The task → Scan the data below and pick out the lines containing the word "JSON".

App and web page records

■ ■ ■ ■ ■

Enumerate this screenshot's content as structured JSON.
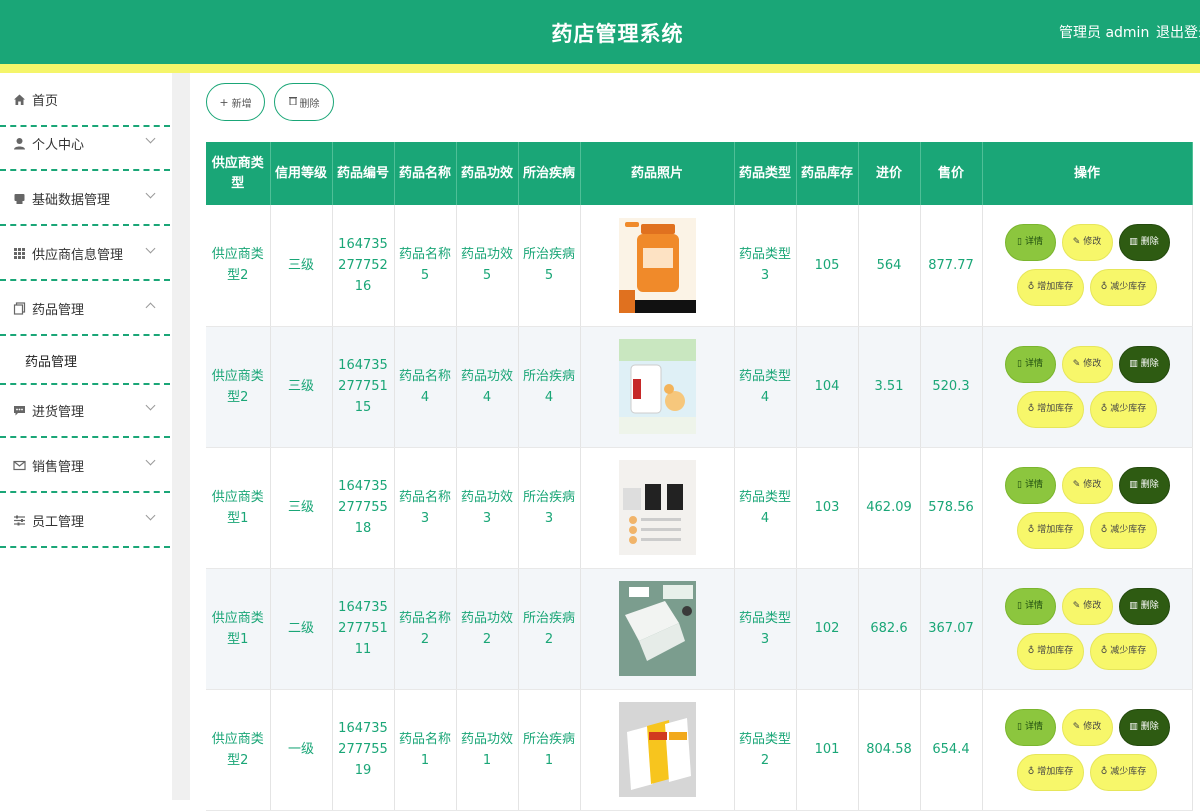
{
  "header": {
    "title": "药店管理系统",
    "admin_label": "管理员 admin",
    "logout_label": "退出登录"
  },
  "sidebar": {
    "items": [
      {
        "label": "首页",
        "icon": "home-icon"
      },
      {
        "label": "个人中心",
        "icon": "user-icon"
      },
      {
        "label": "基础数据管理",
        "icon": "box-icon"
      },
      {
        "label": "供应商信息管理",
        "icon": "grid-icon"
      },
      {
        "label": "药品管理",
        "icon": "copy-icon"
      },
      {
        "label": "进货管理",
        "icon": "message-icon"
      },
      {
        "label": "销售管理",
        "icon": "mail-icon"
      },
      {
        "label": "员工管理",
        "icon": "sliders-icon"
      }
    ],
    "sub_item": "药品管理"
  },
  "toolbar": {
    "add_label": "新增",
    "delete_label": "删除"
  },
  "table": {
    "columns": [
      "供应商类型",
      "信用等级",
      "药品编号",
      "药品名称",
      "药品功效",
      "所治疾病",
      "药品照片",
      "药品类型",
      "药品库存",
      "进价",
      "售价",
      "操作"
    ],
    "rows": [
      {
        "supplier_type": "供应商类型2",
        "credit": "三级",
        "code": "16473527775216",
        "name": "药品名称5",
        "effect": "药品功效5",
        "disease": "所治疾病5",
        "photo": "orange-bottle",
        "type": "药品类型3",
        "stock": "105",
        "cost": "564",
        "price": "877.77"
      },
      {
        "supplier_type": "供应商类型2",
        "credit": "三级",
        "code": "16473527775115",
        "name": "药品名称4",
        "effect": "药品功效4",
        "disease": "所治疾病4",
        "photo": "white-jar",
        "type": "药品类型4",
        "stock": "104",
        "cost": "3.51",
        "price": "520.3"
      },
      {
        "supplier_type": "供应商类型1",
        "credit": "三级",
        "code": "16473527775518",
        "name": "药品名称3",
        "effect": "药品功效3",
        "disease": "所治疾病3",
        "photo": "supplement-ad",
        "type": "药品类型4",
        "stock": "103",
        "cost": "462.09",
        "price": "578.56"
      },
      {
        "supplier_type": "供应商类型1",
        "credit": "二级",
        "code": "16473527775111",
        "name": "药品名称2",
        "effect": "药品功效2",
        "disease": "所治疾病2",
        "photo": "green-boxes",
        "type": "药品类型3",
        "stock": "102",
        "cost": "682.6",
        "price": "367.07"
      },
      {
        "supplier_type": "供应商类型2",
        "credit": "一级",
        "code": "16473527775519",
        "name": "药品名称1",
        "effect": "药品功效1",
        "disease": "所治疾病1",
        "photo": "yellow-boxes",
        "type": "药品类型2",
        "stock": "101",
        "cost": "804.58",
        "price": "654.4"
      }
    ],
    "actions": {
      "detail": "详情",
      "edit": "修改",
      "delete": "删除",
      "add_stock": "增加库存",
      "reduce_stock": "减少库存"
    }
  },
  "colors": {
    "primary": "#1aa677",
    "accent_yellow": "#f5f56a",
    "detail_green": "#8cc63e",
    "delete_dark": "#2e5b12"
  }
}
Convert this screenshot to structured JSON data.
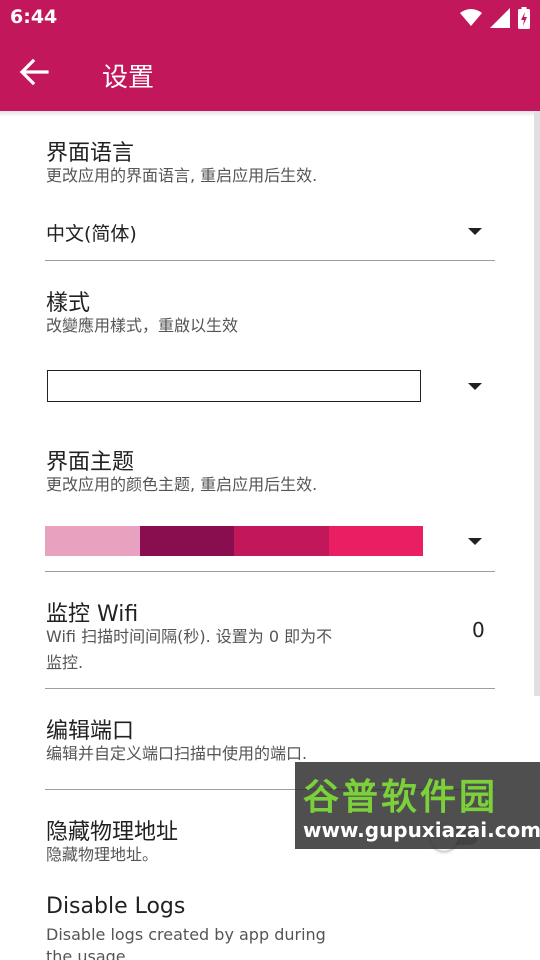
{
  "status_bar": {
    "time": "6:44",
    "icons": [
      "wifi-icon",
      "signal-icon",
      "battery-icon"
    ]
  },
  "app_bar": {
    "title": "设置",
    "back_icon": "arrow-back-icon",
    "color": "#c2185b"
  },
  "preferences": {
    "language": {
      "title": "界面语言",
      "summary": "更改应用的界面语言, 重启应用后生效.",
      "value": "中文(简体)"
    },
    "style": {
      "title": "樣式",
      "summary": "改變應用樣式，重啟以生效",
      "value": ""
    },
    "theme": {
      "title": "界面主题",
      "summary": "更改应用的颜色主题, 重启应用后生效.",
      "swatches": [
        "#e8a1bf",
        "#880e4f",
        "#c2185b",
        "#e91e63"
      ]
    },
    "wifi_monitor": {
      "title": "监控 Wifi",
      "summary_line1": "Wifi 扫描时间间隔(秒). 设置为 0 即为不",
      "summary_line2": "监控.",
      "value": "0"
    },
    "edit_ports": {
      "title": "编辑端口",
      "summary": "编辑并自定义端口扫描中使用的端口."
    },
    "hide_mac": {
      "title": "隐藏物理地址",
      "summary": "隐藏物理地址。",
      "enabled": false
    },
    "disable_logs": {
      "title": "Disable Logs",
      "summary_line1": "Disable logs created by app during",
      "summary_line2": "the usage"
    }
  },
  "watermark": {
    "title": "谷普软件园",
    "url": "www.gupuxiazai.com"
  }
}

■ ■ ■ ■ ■

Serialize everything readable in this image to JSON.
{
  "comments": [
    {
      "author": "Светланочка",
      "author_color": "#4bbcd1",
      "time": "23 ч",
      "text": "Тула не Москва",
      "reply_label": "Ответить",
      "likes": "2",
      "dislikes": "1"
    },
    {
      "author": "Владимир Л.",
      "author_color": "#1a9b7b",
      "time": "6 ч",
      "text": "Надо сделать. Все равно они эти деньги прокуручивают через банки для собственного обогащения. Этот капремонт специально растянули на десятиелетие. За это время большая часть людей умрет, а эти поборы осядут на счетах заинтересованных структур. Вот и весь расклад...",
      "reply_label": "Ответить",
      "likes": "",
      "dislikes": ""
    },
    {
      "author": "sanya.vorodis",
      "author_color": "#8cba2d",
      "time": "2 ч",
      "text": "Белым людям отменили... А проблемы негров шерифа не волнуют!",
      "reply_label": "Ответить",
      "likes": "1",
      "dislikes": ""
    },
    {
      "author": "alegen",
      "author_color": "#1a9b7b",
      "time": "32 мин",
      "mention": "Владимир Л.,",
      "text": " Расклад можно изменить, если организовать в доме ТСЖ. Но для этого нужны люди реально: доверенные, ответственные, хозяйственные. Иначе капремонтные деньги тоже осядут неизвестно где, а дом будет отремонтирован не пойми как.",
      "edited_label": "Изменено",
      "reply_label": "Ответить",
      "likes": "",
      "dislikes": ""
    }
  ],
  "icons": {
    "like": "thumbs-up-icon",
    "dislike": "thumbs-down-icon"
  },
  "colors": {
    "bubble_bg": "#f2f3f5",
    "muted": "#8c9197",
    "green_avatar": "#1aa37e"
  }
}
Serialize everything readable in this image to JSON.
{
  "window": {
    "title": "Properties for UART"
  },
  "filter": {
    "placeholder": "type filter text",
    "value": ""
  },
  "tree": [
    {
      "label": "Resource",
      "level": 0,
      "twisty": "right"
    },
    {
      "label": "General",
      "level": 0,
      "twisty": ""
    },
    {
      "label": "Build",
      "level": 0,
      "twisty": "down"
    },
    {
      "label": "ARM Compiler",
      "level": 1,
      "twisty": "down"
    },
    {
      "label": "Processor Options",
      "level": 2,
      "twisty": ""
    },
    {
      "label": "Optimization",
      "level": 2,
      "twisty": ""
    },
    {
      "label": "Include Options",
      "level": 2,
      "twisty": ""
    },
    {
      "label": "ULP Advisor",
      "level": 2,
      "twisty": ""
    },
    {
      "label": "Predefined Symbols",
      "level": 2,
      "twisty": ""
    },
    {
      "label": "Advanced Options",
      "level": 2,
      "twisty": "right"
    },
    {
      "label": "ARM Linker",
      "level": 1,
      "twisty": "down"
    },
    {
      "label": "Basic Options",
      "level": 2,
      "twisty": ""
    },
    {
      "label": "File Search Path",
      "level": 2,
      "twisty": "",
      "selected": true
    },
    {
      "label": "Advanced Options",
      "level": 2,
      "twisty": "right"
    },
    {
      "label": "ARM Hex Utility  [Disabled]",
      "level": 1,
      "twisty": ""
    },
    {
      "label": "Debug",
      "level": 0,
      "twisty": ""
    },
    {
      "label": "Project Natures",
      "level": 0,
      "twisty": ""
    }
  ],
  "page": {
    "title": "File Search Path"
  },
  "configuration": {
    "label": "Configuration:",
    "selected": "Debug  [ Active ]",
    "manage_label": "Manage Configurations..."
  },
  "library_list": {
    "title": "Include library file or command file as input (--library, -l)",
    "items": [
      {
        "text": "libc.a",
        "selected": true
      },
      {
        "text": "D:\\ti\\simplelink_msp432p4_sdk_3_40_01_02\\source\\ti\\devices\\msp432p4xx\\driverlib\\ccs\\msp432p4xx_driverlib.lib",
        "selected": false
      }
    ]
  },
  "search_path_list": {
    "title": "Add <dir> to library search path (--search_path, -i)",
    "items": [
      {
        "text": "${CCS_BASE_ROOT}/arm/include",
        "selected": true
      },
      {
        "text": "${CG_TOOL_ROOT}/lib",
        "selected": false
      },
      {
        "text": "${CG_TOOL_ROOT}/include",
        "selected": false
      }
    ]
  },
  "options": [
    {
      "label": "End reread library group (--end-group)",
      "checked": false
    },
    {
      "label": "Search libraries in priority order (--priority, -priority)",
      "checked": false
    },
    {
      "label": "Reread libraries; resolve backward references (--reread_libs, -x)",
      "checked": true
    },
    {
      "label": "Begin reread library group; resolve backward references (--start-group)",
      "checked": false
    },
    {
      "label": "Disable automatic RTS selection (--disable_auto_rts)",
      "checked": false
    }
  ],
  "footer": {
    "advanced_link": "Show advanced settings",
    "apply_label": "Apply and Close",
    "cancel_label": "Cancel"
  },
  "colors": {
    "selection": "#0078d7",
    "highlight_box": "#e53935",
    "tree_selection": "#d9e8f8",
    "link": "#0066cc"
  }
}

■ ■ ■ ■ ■

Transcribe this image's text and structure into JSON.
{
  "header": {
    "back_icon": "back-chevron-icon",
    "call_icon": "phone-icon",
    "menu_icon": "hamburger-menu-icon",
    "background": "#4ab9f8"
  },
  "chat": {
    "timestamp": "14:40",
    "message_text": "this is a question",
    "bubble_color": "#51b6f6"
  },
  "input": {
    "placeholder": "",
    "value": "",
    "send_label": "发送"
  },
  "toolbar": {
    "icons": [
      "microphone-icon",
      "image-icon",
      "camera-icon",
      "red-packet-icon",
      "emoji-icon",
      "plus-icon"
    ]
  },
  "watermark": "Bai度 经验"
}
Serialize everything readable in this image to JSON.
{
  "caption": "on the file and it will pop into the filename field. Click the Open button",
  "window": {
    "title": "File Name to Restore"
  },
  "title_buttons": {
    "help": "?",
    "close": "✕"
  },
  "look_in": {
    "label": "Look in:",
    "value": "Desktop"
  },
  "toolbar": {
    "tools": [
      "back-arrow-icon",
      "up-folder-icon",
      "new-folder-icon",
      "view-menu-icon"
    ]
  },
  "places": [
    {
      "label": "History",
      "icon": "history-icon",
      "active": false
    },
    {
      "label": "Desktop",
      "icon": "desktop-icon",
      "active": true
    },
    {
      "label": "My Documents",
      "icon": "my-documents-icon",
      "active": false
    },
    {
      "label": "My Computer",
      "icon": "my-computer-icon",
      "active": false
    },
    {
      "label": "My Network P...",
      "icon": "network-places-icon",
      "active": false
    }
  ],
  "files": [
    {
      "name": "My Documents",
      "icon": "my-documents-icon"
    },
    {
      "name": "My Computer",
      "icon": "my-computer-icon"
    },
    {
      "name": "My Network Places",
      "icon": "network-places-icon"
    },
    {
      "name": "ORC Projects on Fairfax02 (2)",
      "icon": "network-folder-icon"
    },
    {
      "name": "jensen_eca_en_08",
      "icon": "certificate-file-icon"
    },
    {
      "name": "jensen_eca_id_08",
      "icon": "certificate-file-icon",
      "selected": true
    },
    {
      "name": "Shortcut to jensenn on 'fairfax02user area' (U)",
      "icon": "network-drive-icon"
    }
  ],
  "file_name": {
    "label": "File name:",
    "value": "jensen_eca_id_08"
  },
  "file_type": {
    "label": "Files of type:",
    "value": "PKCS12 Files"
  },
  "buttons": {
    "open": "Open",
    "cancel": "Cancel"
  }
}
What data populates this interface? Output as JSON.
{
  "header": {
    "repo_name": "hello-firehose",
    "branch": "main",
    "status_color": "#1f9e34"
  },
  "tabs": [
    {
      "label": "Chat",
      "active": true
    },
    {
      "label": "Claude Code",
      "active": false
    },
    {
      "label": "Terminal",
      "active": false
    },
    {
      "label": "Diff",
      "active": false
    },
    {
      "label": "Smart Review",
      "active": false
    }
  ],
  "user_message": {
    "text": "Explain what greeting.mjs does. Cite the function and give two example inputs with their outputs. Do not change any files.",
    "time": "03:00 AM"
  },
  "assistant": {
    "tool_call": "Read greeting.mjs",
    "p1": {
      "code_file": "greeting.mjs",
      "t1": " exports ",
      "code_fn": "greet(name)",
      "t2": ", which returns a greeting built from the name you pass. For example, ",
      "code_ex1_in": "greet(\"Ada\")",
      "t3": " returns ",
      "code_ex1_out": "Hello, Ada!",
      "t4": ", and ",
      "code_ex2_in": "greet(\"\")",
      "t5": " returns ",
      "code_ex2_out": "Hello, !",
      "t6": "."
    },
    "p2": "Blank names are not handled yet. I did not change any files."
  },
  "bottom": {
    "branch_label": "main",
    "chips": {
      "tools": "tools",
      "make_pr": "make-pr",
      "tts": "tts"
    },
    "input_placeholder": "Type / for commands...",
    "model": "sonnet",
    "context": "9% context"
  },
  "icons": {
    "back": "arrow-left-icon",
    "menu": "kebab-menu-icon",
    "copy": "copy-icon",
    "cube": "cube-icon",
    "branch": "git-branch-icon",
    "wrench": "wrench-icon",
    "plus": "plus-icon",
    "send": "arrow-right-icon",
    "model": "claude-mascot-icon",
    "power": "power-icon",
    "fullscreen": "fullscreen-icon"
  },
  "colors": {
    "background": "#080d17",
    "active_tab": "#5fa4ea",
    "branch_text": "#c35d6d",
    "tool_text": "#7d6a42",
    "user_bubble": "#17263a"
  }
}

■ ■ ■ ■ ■

Response area →
Enumerate this screenshot's content as structured JSON.
Convert this screenshot to structured JSON data.
Serialize everything readable in this image to JSON.
Serialize everything readable in this image to JSON.
Transcribe this image's text and structure into JSON.
Serialize everything readable in this image to JSON.
What data populates this interface? Output as JSON.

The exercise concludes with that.